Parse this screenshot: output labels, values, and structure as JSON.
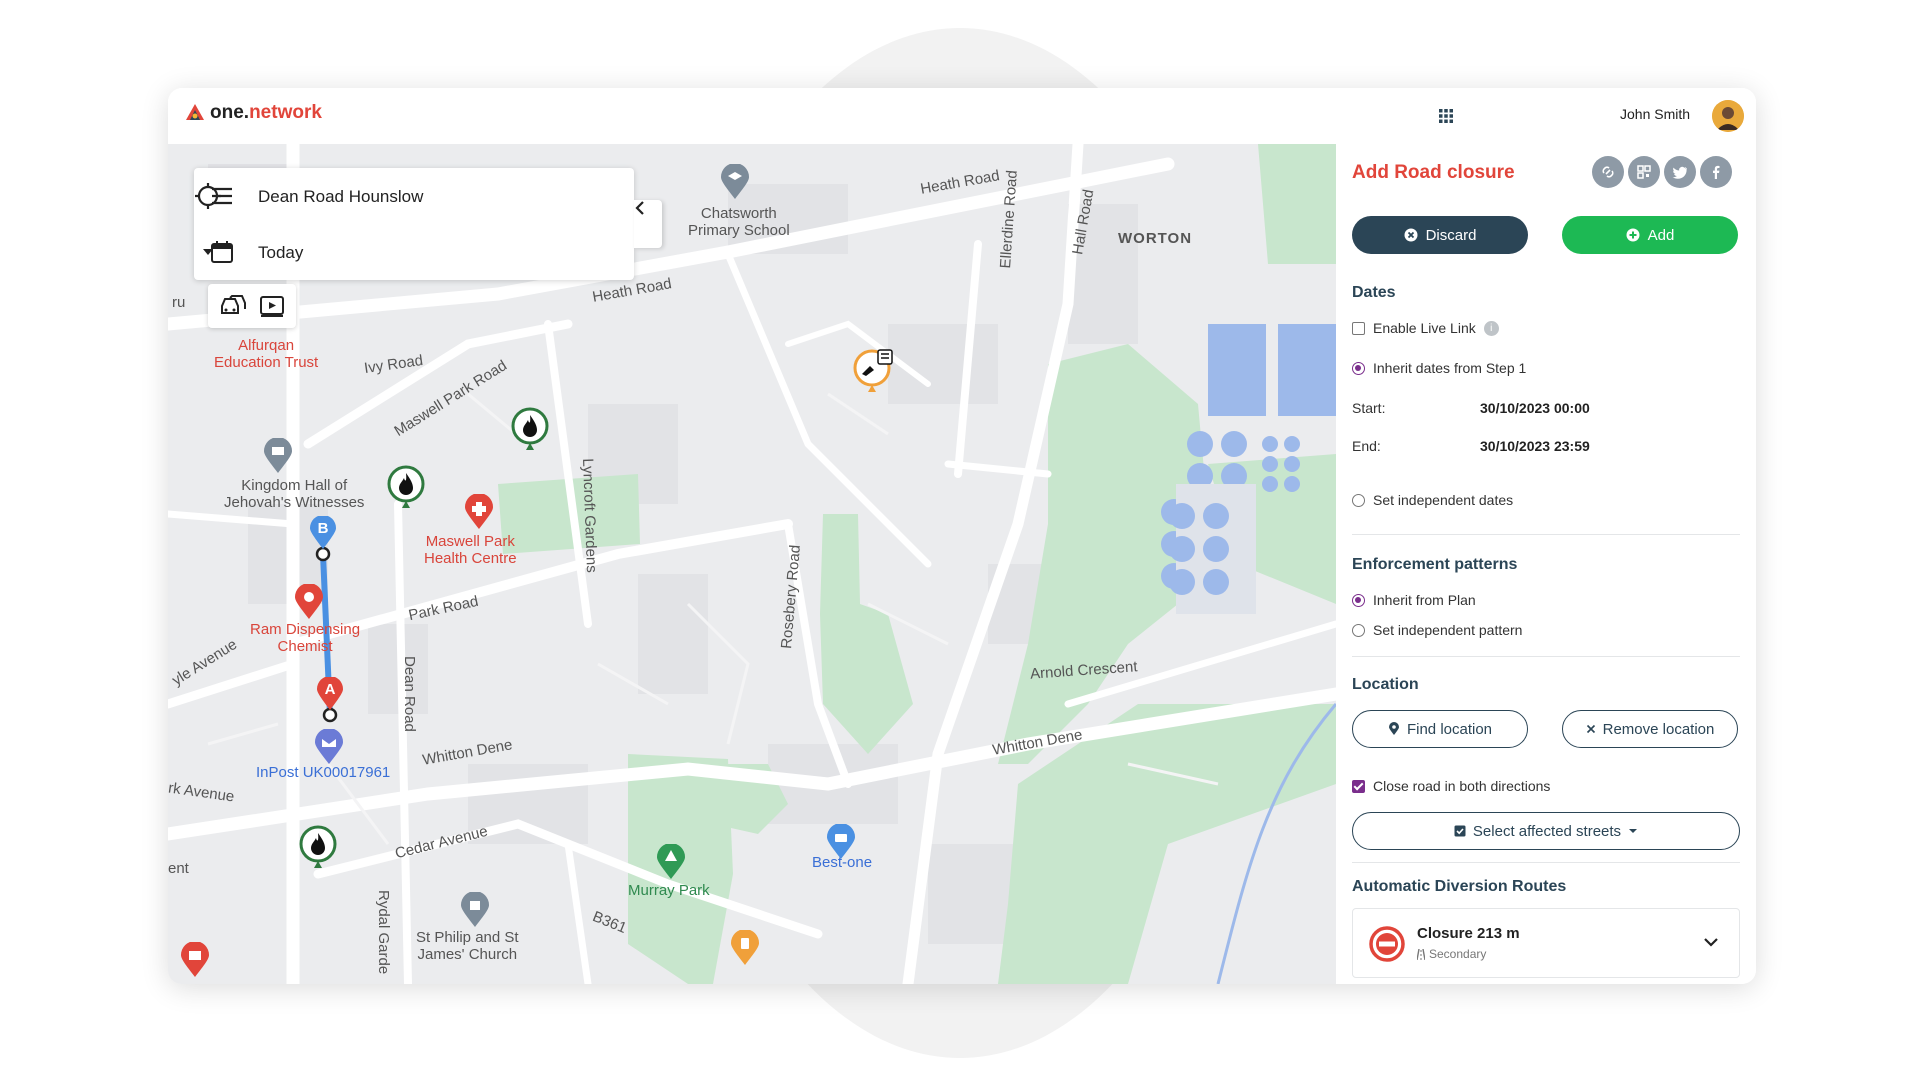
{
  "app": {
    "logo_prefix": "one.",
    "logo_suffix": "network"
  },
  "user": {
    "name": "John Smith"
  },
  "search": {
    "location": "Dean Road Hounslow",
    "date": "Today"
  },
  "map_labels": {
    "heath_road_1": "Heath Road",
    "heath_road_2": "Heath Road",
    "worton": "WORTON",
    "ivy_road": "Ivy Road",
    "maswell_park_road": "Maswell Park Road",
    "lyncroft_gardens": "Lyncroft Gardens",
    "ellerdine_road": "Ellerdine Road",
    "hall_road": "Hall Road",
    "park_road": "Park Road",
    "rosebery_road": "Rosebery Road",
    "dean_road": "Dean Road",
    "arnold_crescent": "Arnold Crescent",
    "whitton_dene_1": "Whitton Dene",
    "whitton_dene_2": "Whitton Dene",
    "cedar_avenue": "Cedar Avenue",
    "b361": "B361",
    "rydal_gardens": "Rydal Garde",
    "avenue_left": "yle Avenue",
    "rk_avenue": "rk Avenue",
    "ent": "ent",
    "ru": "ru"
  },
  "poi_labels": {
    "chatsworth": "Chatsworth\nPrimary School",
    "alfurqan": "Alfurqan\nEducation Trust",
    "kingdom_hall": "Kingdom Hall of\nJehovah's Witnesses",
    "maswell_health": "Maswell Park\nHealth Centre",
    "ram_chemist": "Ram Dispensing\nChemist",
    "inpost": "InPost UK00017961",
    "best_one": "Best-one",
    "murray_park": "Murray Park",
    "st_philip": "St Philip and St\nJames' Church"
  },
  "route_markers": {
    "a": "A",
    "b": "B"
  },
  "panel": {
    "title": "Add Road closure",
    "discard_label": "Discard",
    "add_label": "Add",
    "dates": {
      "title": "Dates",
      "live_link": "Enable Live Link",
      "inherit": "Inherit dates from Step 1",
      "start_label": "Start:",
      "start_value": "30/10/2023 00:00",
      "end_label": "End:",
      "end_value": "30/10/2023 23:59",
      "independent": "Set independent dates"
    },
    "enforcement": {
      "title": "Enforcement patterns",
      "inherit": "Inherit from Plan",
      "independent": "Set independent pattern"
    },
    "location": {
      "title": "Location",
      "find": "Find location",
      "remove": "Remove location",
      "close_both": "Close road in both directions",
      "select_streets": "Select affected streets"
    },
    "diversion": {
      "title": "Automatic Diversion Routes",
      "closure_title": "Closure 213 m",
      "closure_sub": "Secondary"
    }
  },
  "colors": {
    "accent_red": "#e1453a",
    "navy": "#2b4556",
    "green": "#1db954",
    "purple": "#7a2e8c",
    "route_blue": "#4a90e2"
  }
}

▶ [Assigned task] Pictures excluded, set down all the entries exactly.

▶ [Answer]
Parse this screenshot: output labels, values, and structure as JSON.
{
  "app": {
    "logo_prefix": "one.",
    "logo_suffix": "network"
  },
  "user": {
    "name": "John Smith"
  },
  "search": {
    "location": "Dean Road Hounslow",
    "date": "Today"
  },
  "map_labels": {
    "heath_road_1": "Heath Road",
    "heath_road_2": "Heath Road",
    "worton": "WORTON",
    "ivy_road": "Ivy Road",
    "maswell_park_road": "Maswell Park Road",
    "lyncroft_gardens": "Lyncroft Gardens",
    "ellerdine_road": "Ellerdine Road",
    "hall_road": "Hall Road",
    "park_road": "Park Road",
    "rosebery_road": "Rosebery Road",
    "dean_road": "Dean Road",
    "arnold_crescent": "Arnold Crescent",
    "whitton_dene_1": "Whitton Dene",
    "whitton_dene_2": "Whitton Dene",
    "cedar_avenue": "Cedar Avenue",
    "b361": "B361",
    "rydal_gardens": "Rydal Garde",
    "avenue_left": "yle Avenue",
    "rk_avenue": "rk Avenue",
    "ent": "ent",
    "ru": "ru"
  },
  "poi_labels": {
    "chatsworth": "Chatsworth\nPrimary School",
    "alfurqan": "Alfurqan\nEducation Trust",
    "kingdom_hall": "Kingdom Hall of\nJehovah's Witnesses",
    "maswell_health": "Maswell Park\nHealth Centre",
    "ram_chemist": "Ram Dispensing\nChemist",
    "inpost": "InPost UK00017961",
    "best_one": "Best-one",
    "murray_park": "Murray Park",
    "st_philip": "St Philip and St\nJames' Church"
  },
  "route_markers": {
    "a": "A",
    "b": "B"
  },
  "panel": {
    "title": "Add Road closure",
    "discard_label": "Discard",
    "add_label": "Add",
    "dates": {
      "title": "Dates",
      "live_link": "Enable Live Link",
      "inherit": "Inherit dates from Step 1",
      "start_label": "Start:",
      "start_value": "30/10/2023 00:00",
      "end_label": "End:",
      "end_value": "30/10/2023 23:59",
      "independent": "Set independent dates"
    },
    "enforcement": {
      "title": "Enforcement patterns",
      "inherit": "Inherit from Plan",
      "independent": "Set independent pattern"
    },
    "location": {
      "title": "Location",
      "find": "Find location",
      "remove": "Remove location",
      "close_both": "Close road in both directions",
      "select_streets": "Select affected streets"
    },
    "diversion": {
      "title": "Automatic Diversion Routes",
      "closure_title": "Closure 213 m",
      "closure_sub": "Secondary"
    }
  },
  "colors": {
    "accent_red": "#e1453a",
    "navy": "#2b4556",
    "green": "#1db954",
    "purple": "#7a2e8c",
    "route_blue": "#4a90e2"
  }
}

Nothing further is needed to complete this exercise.